Africa Industry

African countries discussing solutions to skills shortage

A total of 15 African countries are holding a three-day conference in Johannesburg to share best practices about how to increase skills training for the youths to reduce unemployment and grow the economies of African countries.

The meeting which started on Wednesday is hosted by the African Union Development Agency (AUDA-NEPAD) comprising African governments, international partners and the private sector. Estherine Fotabong, AUDA-NEPAD’s Head Programme Implementation and Coordination Directorate, said Technical and Vocational Education and Training (TVET) should be used as a critical driver of skills development to make Africa ready for industrialization.

“We need appropriate infrastructure, collaboration with private sector so that children are given education that is relevant to the market. There must be political will to provide education that will prepare children to explore opportunities using technology to leapfrog into the future,” said Fotabong.

She called on governments to ensure that the youths are supported with enabling environment and finance for entrepreneurship. Fotabong stated that there should be regional or continental uniform certification so that youths could seek opportunities across borders. She said, “TVET is at the border between education and work. We need to have coherent national policies to move from skills development to employment in order not to fail our youths.”

Fotabong emphasized that there is a need for a regional and continental framework to be implemented to create jobs. Miki Nozawa, associate publications officer for UNESCO-UNEVOC International Center for Technical and Vocational Education and Training, called for collaboration. She stated that Africa should get along with the global trends like digitization and automation.

“Countries should be prepared and adapt to future jobs.” Gerda Magnus, Department of High Education and Training chief director for innovation, said home-grown solutions are needed to address Africa’s unemployment challenges.

She stated that South Africa’s unemployment rate is 27 percent with youths unemployment at 52 percent which needs urgent action. Magnus said, “It is critical for us to share collective wisdom and come up with solutions tailor-made for our needs.

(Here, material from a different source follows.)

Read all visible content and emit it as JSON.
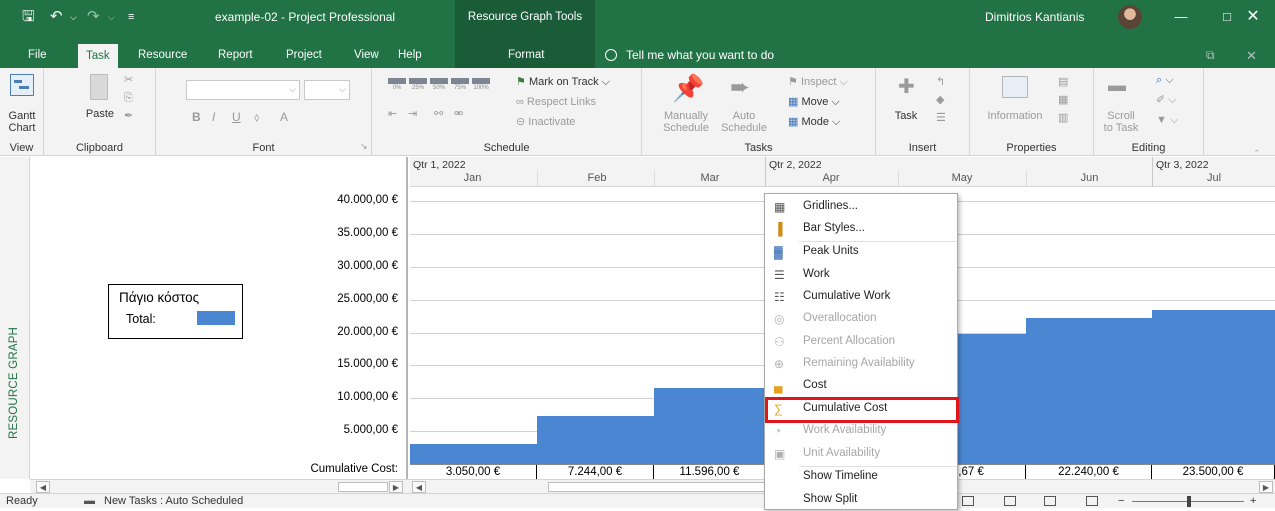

We need our home grown solutions which are relevant to our situation we face as a country and continent as a whole.” The conference will end on Friday when a resolution to take the continent forward would be released.